Nine Things That Separate The Leaders From The Managers

Nine Things That Separate The Leaders From The Managers

 Warren Bennis, one of the pioneers of contemporary leadership studies, was fond of saying, “The manager does things right; the leader does the right thing.” It’s a distinction that should speak volumes to anyone who seeks to both manage and lead in an organization.

Bennis, who died in 2014, once wrote out a list of 12 differences between managers and leaders. For the most part, the items in that collection (which include the above quote) do not flatter managers. Among those points:

• “The manager relies on control; the leader inspires trust.”

• “The manager is a copy; the leader is an original.”

• “The manager accepts the status quo; the leader challenges it.”

Reebok Pump and Swiffer mop

Leaders experiment—in ways that have produced game-changing products like the Reebok Pump and Swiffer mop. (Photos by Continuum)

I would put a finer point on the matter. Managing and administering are critical tasks: Without them, we wouldn’t execute our best ideas and carry out essential functions. Still, Bennis is right. Each of us needs to be a leader, not simply a manager or administrator. We need to not just do things right—which is about execution. We have to also do the right things, which means finding better ways to carry out the missions of our organizations.

As Bennis also said, “The manager administers; the leader innovates.” How true. Without leadership, there’s no agenda for change and improvement. There’s no vision.
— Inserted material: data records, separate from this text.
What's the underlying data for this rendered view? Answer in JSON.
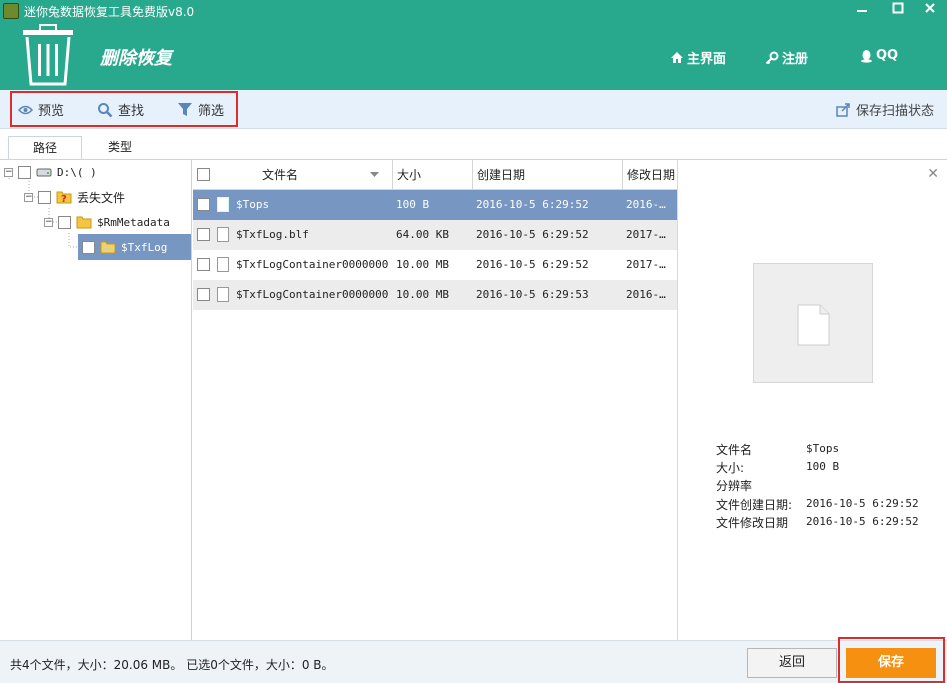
{
  "window": {
    "title": "迷你兔数据恢复工具免费版v8.0",
    "minimize_icon": "minimize-icon",
    "maximize_icon": "maximize-icon",
    "close_icon": "close-icon"
  },
  "header": {
    "mode_title": "删除恢复",
    "mode_icon": "trash-icon",
    "nav": [
      {
        "label": "主界面",
        "icon": "home-icon"
      },
      {
        "label": "注册",
        "icon": "key-icon"
      },
      {
        "label": "QQ",
        "icon": "qq-icon"
      }
    ]
  },
  "toolbar": {
    "preview_label": "预览",
    "find_label": "查找",
    "filter_label": "筛选",
    "save_scan_label": "保存扫描状态"
  },
  "tabs": {
    "path": "路径",
    "type": "类型",
    "active": "path"
  },
  "tree": {
    "drive": "D:\\(        )",
    "lost_files": "丢失文件",
    "metadata": "$RmMetadata",
    "txflog": "$TxfLog"
  },
  "file_list": {
    "columns": [
      "文件名",
      "大小",
      "创建日期",
      "修改日期"
    ],
    "rows": [
      {
        "name": "$Tops",
        "size": "100 B",
        "created": "2016-10-5 6:29:52",
        "modified": "2016-…",
        "selected": true
      },
      {
        "name": "$TxfLog.blf",
        "size": "64.00 KB",
        "created": "2016-10-5 6:29:52",
        "modified": "2017-…",
        "selected": false
      },
      {
        "name": "$TxfLogContainer0000000…",
        "size": "10.00 MB",
        "created": "2016-10-5 6:29:52",
        "modified": "2017-…",
        "selected": false
      },
      {
        "name": "$TxfLogContainer0000000…",
        "size": "10.00 MB",
        "created": "2016-10-5 6:29:53",
        "modified": "2016-…",
        "selected": false
      }
    ]
  },
  "preview": {
    "labels": {
      "name": "文件名",
      "size": "大小:",
      "resolution": "分辨率",
      "created": "文件创建日期:",
      "modified": "文件修改日期"
    },
    "values": {
      "name": "$Tops",
      "size": "100 B",
      "resolution": "",
      "created": "2016-10-5 6:29:52",
      "modified": "2016-10-5 6:29:52"
    }
  },
  "status": {
    "text": "共4个文件，大小：20.06 MB。 已选0个文件，大小：0 B。"
  },
  "buttons": {
    "back": "返回",
    "save": "保存"
  },
  "colors": {
    "header_green": "#28a88c",
    "selected_row": "#7796c1",
    "save_orange": "#f59011",
    "highlight_red": "#e02b2b"
  }
}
Simply put: What does a great leader do? I’ve cobbled together my own list of nine things any leader must do to be more than a manager. These reflect my three decades of working with leaders worldwide as a speaker, author, strategy professor, executive trainer, and dean of a management school